The whole listing needs to be returned exactly as it appears.

THE RECORDS
[Start of section]

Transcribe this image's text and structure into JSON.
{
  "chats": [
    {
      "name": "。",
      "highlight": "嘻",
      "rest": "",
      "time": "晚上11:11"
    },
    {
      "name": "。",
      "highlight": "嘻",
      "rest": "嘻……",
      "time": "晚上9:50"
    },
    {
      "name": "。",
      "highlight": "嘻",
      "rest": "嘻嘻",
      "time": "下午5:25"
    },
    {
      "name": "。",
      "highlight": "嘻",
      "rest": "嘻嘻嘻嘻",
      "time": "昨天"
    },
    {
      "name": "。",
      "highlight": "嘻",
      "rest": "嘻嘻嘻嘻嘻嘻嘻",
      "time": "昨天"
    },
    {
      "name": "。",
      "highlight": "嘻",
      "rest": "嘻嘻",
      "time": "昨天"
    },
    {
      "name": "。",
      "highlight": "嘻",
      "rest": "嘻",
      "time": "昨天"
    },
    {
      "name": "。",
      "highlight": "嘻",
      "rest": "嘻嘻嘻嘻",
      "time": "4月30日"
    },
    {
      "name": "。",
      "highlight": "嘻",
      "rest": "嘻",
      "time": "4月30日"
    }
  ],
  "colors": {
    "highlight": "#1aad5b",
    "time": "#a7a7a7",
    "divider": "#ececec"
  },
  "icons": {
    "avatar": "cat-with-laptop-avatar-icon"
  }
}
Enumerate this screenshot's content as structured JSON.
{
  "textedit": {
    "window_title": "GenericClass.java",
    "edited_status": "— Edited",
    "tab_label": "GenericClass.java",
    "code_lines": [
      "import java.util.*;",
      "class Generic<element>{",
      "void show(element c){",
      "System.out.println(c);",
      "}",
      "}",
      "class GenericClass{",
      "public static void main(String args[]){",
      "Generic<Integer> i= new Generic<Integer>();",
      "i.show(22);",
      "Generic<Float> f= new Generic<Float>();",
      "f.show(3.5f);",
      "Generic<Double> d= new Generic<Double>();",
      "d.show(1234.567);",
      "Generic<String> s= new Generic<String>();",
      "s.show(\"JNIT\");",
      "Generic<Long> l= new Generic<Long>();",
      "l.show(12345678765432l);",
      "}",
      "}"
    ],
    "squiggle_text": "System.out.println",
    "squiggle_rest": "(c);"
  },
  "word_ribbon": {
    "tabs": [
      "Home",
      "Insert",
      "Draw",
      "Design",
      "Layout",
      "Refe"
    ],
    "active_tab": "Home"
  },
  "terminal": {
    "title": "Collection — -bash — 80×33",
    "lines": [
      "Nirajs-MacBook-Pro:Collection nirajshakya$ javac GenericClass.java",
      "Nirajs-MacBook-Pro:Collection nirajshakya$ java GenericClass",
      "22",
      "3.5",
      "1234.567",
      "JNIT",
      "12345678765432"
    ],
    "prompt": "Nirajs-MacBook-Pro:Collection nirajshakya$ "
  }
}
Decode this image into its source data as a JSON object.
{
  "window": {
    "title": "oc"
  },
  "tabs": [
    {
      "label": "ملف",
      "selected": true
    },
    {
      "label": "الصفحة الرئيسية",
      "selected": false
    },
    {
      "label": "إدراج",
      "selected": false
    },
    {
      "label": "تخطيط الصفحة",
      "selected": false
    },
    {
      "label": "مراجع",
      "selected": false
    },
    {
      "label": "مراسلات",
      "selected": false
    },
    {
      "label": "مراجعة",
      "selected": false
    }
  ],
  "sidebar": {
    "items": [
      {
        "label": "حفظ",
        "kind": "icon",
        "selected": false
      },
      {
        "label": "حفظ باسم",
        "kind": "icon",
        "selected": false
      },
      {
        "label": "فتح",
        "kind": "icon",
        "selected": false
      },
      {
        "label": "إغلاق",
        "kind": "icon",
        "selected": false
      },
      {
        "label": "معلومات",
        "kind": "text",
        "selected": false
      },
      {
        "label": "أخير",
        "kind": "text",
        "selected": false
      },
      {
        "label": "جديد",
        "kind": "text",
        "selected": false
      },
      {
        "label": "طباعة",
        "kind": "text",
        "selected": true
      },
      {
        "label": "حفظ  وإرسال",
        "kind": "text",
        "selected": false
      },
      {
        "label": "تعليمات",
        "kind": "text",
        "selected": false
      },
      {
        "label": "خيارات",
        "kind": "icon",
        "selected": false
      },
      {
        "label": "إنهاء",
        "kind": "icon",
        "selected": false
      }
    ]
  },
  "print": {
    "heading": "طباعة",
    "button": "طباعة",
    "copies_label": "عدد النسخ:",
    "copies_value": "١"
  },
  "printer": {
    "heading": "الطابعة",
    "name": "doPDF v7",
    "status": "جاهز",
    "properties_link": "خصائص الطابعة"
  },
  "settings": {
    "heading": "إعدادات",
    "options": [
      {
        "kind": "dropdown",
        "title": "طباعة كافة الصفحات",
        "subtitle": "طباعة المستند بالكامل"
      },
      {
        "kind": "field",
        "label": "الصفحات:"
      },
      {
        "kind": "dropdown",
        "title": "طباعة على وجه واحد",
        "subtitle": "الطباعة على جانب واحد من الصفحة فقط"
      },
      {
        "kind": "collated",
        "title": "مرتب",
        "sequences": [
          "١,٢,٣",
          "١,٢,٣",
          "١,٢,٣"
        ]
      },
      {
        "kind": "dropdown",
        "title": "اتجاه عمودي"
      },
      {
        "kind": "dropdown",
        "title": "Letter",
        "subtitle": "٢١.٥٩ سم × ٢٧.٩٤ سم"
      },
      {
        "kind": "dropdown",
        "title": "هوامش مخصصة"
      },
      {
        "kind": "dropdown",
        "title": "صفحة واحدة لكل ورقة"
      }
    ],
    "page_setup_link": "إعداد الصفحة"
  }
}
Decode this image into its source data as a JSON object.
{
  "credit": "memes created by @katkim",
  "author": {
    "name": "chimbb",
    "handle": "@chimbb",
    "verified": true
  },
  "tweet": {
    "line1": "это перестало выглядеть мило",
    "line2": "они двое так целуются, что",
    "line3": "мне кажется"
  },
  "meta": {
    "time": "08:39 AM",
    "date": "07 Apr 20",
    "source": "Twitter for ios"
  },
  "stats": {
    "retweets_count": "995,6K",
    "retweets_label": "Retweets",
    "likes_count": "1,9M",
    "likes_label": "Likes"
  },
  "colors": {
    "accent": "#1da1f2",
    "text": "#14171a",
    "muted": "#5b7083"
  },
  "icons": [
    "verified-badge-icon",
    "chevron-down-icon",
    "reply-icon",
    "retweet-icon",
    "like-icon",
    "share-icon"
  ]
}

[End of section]

ANSWER BOX
Transcribe this image's text and structure into JSON.
{
  "chats": [
    {
      "name": "。",
      "highlight": "嘻",
      "rest": "",
      "time": "晚上11:11"
    },
    {
      "name": "。",
      "highlight": "嘻",
      "rest": "嘻……",
      "time": "晚上9:50"
    },
    {
      "name": "。",
      "highlight": "嘻",
      "rest": "嘻嘻",
      "time": "下午5:25"
    },
    {
      "name": "。",
      "highlight": "嘻",
      "rest": "嘻嘻嘻嘻",
      "time": "昨天"
    },
    {
      "name": "。",
      "highlight": "嘻",
      "rest": "嘻嘻嘻嘻嘻嘻嘻",
      "time": "昨天"
    },
    {
      "name": "。",
      "highlight": "嘻",
      "rest": "嘻嘻",
      "time": "昨天"
    },
    {
      "name": "。",
      "highlight": "嘻",
      "rest": "嘻",
      "time": "昨天"
    },
    {
      "name": "。",
      "highlight": "嘻",
      "rest": "嘻嘻嘻嘻",
      "time": "4月30日"
    },
    {
      "name": "。",
      "highlight": "嘻",
      "rest": "嘻",
      "time": "4月30日"
    }
  ],
  "colors": {
    "highlight": "#1aad5b",
    "time": "#a7a7a7",
    "divider": "#ececec"
  },
  "icons": {
    "avatar": "cat-with-laptop-avatar-icon"
  }
}
Enumerate this screenshot's content as structured JSON.
{
  "textedit": {
    "window_title": "GenericClass.java",
    "edited_status": "— Edited",
    "tab_label": "GenericClass.java",
    "code_lines": [
      "import java.util.*;",
      "class Generic<element>{",
      "void show(element c){",
      "System.out.println(c);",
      "}",
      "}",
      "class GenericClass{",
      "public static void main(String args[]){",
      "Generic<Integer> i= new Generic<Integer>();",
      "i.show(22);",
      "Generic<Float> f= new Generic<Float>();",
      "f.show(3.5f);",
      "Generic<Double> d= new Generic<Double>();",
      "d.show(1234.567);",
      "Generic<String> s= new Generic<String>();",
      "s.show(\"JNIT\");",
      "Generic<Long> l= new Generic<Long>();",
      "l.show(12345678765432l);",
      "}",
      "}"
    ],
    "squiggle_text": "System.out.println",
    "squiggle_rest": "(c);"
  },
  "word_ribbon": {
    "tabs": [
      "Home",
      "Insert",
      "Draw",
      "Design",
      "Layout",
      "Refe"
    ],
    "active_tab": "Home"
  },
  "terminal": {
    "title": "Collection — -bash — 80×33",
    "lines": [
      "Nirajs-MacBook-Pro:Collection nirajshakya$ javac GenericClass.java",
      "Nirajs-MacBook-Pro:Collection nirajshakya$ java GenericClass",
      "22",
      "3.5",
      "1234.567",
      "JNIT",
      "12345678765432"
    ],
    "prompt": "Nirajs-MacBook-Pro:Collection nirajshakya$ "
  }
}
Decode this image into its source data as a JSON object.
{
  "window": {
    "title": "oc"
  },
  "tabs": [
    {
      "label": "ملف",
      "selected": true
    },
    {
      "label": "الصفحة الرئيسية",
      "selected": false
    },
    {
      "label": "إدراج",
      "selected": false
    },
    {
      "label": "تخطيط الصفحة",
      "selected": false
    },
    {
      "label": "مراجع",
      "selected": false
    },
    {
      "label": "مراسلات",
      "selected": false
    },
    {
      "label": "مراجعة",
      "selected": false
    }
  ],
  "sidebar": {
    "items": [
      {
        "label": "حفظ",
        "kind": "icon",
        "selected": false
      },
      {
        "label": "حفظ باسم",
        "kind": "icon",
        "selected": false
      },
      {
        "label": "فتح",
        "kind": "icon",
        "selected": false
      },
      {
        "label": "إغلاق",
        "kind": "icon",
        "selected": false
      },
      {
        "label": "معلومات",
        "kind": "text",
        "selected": false
      },
      {
        "label": "أخير",
        "kind": "text",
        "selected": false
      },
      {
        "label": "جديد",
        "kind": "text",
        "selected": false
      },
      {
        "label": "طباعة",
        "kind": "text",
        "selected": true
      },
      {
        "label": "حفظ  وإرسال",
        "kind": "text",
        "selected": false
      },
      {
        "label": "تعليمات",
        "kind": "text",
        "selected": false
      },
      {
        "label": "خيارات",
        "kind": "icon",
        "selected": false
      },
      {
        "label": "إنهاء",
        "kind": "icon",
        "selected": false
      }
    ]
  },
  "print": {
    "heading": "طباعة",
    "button": "طباعة",
    "copies_label": "عدد النسخ:",
    "copies_value": "١"
  },
  "printer": {
    "heading": "الطابعة",
    "name": "doPDF v7",
    "status": "جاهز",
    "properties_link": "خصائص الطابعة"
  },
  "settings": {
    "heading": "إعدادات",
    "options": [
      {
        "kind": "dropdown",
        "title": "طباعة كافة الصفحات",
        "subtitle": "طباعة المستند بالكامل"
      },
      {
        "kind": "field",
        "label": "الصفحات:"
      },
      {
        "kind": "dropdown",
        "title": "طباعة على وجه واحد",
        "subtitle": "الطباعة على جانب واحد من الصفحة فقط"
      },
      {
        "kind": "collated",
        "title": "مرتب",
        "sequences": [
          "١,٢,٣",
          "١,٢,٣",
          "١,٢,٣"
        ]
      },
      {
        "kind": "dropdown",
        "title": "اتجاه عمودي"
      },
      {
        "kind": "dropdown",
        "title": "Letter",
        "subtitle": "٢١.٥٩ سم × ٢٧.٩٤ سم"
      },
      {
        "kind": "dropdown",
        "title": "هوامش مخصصة"
      },
      {
        "kind": "dropdown",
        "title": "صفحة واحدة لكل ورقة"
      }
    ],
    "page_setup_link": "إعداد الصفحة"
  }
}
Decode this image into its source data as a JSON object.
{
  "credit": "memes created by @katkim",
  "author": {
    "name": "chimbb",
    "handle": "@chimbb",
    "verified": true
  },
  "tweet": {
    "line1": "это перестало выглядеть мило",
    "line2": "они двое так целуются, что",
    "line3": "мне кажется"
  },
  "meta": {
    "time": "08:39 AM",
    "date": "07 Apr 20",
    "source": "Twitter for ios"
  },
  "stats": {
    "retweets_count": "995,6K",
    "retweets_label": "Retweets",
    "likes_count": "1,9M",
    "likes_label": "Likes"
  },
  "colors": {
    "accent": "#1da1f2",
    "text": "#14171a",
    "muted": "#5b7083"
  },
  "icons": [
    "verified-badge-icon",
    "chevron-down-icon",
    "reply-icon",
    "retweet-icon",
    "like-icon",
    "share-icon"
  ]
}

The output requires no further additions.